The debate on development has shifted somewhat. The approach that was perceived and promoted during the 1960s and 1970s as the best way to achieve human progress is no longer seen in the same light. During these "development decades" declared by the United Nations, the main conceptual framework of development was economic growth through investment. Indicators to measure economic growth did not consider the centrality of people. Rather, people were a labour resource to be tapped for the sake of economic growth. Further, it was strongly argued that industrialization was the engine of development, and hence the rural sector was merely a reservoir of labour. In addition, issues of environment were hardly considered, especially since no limits to growth were recognized.
It was not until the late 1980s that the dominant concept of development was questioned. Issues of environment took centre stage, particularly after the publication of the Brundtland Report, Our Common Future. Soon development was seen not only as economic growth but as sustainable growth and sustainable development. And within this perspective it was argued that people's cultures and religious beliefs are critical in the process of development.
An even more critical addition to the new perspective on development is the dimension of gender. The UN Development Program (UNDP) has introduced gender equity in development as a sustainable human development goal. What are the implications of this broadened conception of development that takes culture and religion seriously?
To begin with, sustainable growth and sustainable development are supposed to include the development of human resources, in addition to guaranteeing all human rights including the right to development. Thus, implicit in sustainable development is particular attention to the socioeconomic improvement of the poor and women--especially since women generally tend to be the poorest of the poor but at the same time key actors in the development process. To improve the socioeconomic conditions of these women requires the elimination of sociocultural, political and economic discrimination, for only then can poverty be eradicated.
Furthermore, as we close the twentieth century, the biggest revolution that has been attained--and attained without violence--is the change in the status and position of women in church and society. But this does not mean that there are no more hurdles to climb. Quite the contrary: the inclusion of culture and religion in development has its strengths and weaknesses as far as women are concerned. While there is an accepted view that gender analysis in development planning and implementation is a prerequisite to sustainable human development, national development plans and programs are still largely male-geared and women are not afforded the same opportunities as men.
Religious communities have for centuries been instrumental in constructing and prescribing gender relations in a way that have been discriminatory to women. Furthermore, the structures--even religious structures--and traditional cultural values of many a society are extremely oppressive to women. Thus, the inclusion of religion and culture only helps broaden the frontiers of struggle that women have to cope with.
When it comes to community participation and decision-making, for example, Pauline theology, and especially Paul's letter to the church at Corinth, literally subjugates women to the control of men.
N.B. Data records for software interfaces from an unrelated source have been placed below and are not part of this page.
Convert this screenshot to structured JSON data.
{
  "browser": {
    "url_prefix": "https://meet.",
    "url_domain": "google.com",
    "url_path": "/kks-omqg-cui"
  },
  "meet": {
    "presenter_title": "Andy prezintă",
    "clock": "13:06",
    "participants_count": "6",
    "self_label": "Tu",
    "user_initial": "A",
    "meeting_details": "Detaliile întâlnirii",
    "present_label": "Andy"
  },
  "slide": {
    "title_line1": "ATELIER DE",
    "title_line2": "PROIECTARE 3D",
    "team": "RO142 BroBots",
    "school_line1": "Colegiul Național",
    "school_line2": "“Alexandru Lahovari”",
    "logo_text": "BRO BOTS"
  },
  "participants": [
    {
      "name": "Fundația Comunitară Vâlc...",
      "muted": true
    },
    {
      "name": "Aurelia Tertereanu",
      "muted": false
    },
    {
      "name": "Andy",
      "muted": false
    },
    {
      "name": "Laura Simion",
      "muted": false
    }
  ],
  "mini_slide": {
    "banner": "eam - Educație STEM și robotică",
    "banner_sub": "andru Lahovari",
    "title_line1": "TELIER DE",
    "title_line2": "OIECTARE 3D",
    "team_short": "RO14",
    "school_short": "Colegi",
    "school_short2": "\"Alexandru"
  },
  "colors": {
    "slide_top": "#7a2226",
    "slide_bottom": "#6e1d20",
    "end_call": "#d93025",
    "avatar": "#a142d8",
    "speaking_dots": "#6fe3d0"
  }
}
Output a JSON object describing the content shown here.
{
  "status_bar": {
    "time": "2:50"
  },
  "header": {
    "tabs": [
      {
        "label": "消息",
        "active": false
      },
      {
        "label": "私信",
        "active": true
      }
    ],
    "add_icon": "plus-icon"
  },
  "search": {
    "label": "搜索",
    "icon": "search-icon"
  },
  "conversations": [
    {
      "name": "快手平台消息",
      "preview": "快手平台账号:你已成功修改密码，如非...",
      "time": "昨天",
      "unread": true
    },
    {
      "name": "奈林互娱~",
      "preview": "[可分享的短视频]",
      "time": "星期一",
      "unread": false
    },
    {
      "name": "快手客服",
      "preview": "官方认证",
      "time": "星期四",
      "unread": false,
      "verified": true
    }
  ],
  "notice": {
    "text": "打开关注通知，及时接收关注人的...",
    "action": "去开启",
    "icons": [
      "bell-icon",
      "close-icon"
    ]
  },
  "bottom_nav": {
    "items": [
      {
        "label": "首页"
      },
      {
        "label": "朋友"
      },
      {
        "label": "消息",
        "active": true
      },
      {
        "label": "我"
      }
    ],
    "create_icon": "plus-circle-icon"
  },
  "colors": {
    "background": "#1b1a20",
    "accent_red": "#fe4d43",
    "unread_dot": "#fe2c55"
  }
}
In Kenya, this theology reinforces a local cultural value that the baraza or meeting place is a male domain and women have input only through informal consultation. This hampers women's effective participation in public life and makes them believe that only men can lead. As a result, they go ahead and vote men into office even if these men are ineffectual leaders.
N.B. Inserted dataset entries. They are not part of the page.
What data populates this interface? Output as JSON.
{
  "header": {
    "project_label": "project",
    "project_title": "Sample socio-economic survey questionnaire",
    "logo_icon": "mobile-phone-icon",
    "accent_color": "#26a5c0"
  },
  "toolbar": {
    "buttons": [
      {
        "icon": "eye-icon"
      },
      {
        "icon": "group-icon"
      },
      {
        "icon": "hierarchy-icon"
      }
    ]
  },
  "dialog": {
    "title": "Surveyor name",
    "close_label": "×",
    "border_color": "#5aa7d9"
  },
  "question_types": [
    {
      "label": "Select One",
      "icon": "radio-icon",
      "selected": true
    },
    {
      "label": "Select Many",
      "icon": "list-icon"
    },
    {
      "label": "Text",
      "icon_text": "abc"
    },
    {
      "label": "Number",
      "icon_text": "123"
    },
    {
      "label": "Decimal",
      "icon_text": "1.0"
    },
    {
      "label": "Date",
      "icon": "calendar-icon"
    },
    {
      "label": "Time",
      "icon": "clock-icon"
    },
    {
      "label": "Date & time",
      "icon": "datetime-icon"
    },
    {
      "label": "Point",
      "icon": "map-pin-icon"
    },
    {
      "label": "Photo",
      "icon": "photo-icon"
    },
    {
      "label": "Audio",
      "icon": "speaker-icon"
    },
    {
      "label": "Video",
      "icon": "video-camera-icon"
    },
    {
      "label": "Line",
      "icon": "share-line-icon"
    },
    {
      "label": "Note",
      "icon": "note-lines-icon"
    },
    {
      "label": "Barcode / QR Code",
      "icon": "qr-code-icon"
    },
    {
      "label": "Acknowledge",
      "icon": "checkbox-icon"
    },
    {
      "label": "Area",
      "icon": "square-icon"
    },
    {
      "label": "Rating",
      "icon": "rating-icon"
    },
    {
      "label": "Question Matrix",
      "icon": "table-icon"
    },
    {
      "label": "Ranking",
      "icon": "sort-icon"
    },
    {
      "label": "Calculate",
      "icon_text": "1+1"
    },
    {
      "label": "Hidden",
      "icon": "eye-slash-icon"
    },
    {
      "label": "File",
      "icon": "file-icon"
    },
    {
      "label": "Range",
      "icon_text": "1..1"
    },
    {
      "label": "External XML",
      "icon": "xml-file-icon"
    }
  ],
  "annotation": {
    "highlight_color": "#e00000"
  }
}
Another religious and cultural value that inhibits development is the understanding--biblical as well as cultural--that reproduction and child-rearing are not only dirty but also the exclusive domain of women, and men assist only when they wish to. This results in women being overburdened. Development projects may even exacerbate this problem. Here in Africa, for example, "zero grazing" projects involve the family keeping its cows confined instead of having them graze at large. The idea is to increase the productivity of the cow by reducing its energy expenditure. The cow's manure can also be collected and saved. However, the culture dictates that once the herd animals are back in the home compound they are women's responsibility. So the women end up both raising the family and looking after the cows.
There are also moments when African traditions and Christian values collide and women are left in a confused state as to what their role should be. Some African religions have no problem with women assuming leadership, while Christianity confines areas of leadership. Women ultimately have to abide by the dominant value.
Culture and religion are the nerve centres for discrimination against and oppression of women. They have also been critical factors in the inhibition of genuine sustainable development at microlevels of communities. Religious institutions and cultural values must begin to affirm the vital contribution of women and free themselves from sexist teachings and practices. The ultimate goal is to enable these institutions to be in solidarity with women. Attaining this goal is an ongoing struggle.
The essence of healthy development is the development of people towards a change in their attitudes leading to a change in their habits. At the moment, change is only partial, as prevailing religious teachings and practices suppress women: right-wing Christian groups and Islamic fundamentalists would want to turn back the clock and return women to the nineteenth century. But as we move towards the twenty-first century, we should affirm the capacity for all people to have equal access, equal respect, equal rights and equal wellbeing.
© 1996 Compass, A Jesuit Journal and Gail van Varseveld